─── RECORD EXTRACTS ───
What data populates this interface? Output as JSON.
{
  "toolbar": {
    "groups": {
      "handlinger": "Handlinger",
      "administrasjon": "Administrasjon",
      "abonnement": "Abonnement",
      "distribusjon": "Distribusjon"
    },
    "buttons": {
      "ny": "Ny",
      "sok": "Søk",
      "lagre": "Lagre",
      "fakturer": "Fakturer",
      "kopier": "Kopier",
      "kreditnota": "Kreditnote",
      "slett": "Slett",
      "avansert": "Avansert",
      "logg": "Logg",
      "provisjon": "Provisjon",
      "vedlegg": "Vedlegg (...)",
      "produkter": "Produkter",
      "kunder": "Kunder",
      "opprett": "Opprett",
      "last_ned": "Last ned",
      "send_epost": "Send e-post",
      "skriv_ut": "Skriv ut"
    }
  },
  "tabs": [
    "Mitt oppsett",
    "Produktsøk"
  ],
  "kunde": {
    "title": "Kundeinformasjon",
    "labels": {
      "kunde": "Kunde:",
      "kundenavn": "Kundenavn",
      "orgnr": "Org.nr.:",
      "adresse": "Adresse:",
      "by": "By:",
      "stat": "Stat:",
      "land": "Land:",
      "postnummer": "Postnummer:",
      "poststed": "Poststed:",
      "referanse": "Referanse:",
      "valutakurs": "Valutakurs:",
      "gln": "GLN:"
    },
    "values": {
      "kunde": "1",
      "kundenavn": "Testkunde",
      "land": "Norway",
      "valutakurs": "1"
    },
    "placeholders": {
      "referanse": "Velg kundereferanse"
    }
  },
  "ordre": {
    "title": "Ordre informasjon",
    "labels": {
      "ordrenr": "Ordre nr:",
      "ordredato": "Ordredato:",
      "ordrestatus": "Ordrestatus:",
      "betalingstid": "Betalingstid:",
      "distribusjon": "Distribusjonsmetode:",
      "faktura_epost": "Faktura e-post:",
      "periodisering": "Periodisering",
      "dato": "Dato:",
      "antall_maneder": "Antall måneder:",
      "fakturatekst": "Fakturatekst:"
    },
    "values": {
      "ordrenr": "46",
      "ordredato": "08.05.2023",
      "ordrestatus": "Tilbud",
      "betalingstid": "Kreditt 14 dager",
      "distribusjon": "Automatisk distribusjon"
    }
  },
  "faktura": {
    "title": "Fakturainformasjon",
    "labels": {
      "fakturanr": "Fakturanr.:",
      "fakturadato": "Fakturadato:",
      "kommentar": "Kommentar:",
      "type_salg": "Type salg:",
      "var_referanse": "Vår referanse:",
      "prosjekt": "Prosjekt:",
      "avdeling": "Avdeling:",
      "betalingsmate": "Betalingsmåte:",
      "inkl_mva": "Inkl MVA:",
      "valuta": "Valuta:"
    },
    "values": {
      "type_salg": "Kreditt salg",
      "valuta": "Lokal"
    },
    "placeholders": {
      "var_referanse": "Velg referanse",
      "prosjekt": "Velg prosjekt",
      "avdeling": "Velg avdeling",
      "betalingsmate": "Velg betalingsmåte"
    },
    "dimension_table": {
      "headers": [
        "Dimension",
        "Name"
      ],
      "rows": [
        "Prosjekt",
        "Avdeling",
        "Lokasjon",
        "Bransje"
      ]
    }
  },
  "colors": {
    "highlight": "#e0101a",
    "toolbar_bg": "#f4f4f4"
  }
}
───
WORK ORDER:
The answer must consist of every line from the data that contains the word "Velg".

RESULT OF THE TASK:
      "referanse": "Velg kundereferanse"
      "var_referanse": "Velg referanse",
      "prosjekt": "Velg prosjekt",
      "avdeling": "Velg avdeling",
      "betalingsmate": "Velg betalingsmåte"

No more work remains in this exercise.